Needed from the entries below: every line that holds the word "JSON".

____

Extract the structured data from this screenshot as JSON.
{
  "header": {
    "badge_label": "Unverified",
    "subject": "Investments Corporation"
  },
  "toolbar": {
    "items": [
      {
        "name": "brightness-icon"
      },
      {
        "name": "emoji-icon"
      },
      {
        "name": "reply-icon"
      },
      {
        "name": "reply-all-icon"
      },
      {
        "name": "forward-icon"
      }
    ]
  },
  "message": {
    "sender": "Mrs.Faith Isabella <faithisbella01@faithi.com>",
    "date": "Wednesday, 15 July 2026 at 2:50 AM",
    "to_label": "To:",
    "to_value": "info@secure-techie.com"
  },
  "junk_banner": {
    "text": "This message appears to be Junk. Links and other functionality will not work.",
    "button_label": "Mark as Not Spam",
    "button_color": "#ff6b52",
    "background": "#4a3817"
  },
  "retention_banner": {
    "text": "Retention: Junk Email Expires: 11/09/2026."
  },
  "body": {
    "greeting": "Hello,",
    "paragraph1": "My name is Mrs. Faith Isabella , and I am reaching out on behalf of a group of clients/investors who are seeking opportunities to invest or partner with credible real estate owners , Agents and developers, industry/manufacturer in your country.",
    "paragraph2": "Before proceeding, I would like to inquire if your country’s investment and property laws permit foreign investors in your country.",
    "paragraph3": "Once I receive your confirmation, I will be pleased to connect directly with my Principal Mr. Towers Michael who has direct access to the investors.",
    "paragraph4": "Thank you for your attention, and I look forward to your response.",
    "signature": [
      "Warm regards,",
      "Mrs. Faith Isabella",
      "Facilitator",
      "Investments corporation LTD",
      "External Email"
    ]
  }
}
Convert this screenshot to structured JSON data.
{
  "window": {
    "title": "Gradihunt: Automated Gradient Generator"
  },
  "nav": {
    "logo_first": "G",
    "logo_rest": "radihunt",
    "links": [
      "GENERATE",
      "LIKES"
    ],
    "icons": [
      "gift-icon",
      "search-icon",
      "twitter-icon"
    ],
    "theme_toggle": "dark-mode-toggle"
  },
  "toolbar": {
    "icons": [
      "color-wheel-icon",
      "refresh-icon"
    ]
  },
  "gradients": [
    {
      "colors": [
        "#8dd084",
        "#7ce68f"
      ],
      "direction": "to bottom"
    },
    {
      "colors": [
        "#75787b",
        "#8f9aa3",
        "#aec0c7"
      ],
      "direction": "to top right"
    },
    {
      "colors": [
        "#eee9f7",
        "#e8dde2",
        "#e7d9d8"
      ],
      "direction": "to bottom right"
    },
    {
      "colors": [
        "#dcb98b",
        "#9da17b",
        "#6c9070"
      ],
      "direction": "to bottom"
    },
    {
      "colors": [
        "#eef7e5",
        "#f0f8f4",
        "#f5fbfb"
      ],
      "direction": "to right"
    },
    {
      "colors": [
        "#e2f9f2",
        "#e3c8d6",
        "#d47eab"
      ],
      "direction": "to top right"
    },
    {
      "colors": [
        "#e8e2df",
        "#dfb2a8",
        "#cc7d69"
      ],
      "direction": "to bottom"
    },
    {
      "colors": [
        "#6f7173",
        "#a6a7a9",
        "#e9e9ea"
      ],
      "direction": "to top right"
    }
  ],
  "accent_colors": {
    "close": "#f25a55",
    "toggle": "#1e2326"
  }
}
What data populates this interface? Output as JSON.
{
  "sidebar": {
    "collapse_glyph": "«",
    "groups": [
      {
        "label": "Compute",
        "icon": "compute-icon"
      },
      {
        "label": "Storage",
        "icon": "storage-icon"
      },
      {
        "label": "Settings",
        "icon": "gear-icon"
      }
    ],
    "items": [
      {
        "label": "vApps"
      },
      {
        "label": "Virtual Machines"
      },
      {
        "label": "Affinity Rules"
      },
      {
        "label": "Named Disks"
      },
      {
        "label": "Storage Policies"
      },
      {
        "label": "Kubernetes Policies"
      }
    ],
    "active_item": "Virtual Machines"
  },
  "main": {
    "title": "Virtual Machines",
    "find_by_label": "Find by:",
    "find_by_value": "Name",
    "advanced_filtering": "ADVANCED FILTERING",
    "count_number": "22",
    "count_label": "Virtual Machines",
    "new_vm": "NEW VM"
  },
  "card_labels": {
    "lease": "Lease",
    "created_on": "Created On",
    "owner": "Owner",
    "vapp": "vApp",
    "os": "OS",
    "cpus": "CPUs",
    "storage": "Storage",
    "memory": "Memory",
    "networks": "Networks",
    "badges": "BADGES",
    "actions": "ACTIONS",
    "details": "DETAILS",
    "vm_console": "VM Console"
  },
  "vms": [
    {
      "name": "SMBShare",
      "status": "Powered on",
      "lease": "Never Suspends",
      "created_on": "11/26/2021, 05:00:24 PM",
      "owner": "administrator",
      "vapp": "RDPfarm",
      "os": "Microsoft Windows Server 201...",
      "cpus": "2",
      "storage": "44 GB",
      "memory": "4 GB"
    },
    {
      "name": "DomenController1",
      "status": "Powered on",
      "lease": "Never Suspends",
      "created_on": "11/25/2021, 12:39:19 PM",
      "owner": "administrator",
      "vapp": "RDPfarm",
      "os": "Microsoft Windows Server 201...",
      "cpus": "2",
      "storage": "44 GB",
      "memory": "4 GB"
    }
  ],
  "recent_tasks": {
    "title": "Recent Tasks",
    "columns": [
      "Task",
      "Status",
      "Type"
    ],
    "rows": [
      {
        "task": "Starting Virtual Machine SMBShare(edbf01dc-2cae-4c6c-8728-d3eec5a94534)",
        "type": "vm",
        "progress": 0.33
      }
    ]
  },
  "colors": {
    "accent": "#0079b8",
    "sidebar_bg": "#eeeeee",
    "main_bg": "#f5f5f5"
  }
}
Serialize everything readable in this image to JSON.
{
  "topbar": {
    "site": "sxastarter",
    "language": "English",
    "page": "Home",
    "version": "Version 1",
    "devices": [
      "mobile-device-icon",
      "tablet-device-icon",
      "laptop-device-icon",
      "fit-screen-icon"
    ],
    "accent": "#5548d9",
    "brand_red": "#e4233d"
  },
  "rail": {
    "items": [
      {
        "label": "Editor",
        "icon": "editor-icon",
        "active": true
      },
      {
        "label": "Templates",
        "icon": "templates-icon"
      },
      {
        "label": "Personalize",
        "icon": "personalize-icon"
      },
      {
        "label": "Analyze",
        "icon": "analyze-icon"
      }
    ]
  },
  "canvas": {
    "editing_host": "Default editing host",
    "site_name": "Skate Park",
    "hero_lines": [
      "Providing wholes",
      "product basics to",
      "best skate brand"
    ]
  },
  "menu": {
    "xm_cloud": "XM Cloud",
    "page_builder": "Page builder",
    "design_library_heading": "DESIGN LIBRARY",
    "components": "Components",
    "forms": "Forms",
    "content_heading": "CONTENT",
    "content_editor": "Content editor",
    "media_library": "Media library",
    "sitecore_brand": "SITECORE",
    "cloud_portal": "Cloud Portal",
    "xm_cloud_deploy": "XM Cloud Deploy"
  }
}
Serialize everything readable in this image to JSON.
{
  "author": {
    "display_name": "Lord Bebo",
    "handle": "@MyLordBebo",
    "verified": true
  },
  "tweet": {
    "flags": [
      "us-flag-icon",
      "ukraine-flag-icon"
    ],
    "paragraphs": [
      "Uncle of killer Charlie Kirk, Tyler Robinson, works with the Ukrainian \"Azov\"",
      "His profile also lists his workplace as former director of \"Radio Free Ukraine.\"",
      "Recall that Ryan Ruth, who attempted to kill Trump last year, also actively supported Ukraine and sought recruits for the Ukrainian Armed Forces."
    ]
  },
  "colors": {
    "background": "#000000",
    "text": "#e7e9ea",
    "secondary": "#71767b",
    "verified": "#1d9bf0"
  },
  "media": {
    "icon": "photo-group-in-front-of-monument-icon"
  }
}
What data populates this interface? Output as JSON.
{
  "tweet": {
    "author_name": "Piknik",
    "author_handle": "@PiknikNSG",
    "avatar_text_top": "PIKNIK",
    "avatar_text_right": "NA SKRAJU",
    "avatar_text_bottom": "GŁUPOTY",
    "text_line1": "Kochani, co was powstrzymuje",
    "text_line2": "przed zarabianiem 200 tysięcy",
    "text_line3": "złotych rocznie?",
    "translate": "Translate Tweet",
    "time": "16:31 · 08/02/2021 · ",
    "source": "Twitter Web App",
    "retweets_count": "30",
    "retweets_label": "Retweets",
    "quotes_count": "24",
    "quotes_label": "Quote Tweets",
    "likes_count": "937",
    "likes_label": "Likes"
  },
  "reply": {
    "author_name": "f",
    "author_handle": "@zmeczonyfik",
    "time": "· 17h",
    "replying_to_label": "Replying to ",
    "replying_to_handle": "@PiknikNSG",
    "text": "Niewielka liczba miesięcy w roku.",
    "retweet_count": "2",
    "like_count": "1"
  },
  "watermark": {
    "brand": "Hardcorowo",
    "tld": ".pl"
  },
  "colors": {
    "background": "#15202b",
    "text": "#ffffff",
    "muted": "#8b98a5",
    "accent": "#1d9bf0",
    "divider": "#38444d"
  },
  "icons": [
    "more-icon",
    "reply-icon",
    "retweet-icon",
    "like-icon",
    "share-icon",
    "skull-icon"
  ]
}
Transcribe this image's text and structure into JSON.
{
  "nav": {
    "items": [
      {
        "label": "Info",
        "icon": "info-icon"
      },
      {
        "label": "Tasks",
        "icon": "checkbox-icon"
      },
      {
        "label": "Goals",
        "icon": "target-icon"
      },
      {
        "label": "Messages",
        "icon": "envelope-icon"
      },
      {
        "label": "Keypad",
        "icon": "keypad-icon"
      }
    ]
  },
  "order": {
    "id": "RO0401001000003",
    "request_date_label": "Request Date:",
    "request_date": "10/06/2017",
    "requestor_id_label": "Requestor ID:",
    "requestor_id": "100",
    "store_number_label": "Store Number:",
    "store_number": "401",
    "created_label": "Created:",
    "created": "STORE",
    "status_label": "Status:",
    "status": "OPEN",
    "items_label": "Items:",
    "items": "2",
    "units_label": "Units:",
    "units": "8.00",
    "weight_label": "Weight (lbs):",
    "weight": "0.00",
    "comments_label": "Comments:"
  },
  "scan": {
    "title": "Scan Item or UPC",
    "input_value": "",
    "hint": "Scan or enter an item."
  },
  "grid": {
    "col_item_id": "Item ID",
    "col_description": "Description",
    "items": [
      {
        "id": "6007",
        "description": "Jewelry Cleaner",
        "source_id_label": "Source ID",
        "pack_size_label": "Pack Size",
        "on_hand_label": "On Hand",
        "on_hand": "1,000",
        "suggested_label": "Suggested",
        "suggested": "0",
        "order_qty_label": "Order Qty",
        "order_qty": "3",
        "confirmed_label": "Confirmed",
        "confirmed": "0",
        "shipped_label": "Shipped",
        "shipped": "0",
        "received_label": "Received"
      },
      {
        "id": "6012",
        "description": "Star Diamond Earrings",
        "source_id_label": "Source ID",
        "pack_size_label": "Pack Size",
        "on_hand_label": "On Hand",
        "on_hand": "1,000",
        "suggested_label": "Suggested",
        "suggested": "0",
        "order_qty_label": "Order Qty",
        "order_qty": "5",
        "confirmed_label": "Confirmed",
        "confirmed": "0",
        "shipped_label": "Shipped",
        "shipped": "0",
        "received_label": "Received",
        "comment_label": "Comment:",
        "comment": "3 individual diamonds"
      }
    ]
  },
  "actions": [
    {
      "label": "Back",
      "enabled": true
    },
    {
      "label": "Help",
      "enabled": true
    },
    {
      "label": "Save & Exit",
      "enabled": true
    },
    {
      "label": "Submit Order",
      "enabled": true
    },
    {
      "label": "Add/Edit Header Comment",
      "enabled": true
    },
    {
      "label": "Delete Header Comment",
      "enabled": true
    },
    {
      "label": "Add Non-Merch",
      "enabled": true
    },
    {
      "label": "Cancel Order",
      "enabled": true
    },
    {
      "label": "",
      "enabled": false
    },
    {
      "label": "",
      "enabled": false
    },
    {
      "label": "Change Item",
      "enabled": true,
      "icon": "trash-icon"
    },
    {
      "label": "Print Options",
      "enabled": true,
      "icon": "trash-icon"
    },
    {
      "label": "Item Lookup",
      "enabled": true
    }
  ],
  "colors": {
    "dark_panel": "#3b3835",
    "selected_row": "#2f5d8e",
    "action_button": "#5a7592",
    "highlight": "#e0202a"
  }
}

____

__Task answer__:
Extract the structured data from this screenshot as JSON.
Convert this screenshot to structured JSON data.
What data populates this interface? Output as JSON.
Serialize everything readable in this image to JSON.
Serialize everything readable in this image to JSON.
What data populates this interface? Output as JSON.
Transcribe this image's text and structure into JSON.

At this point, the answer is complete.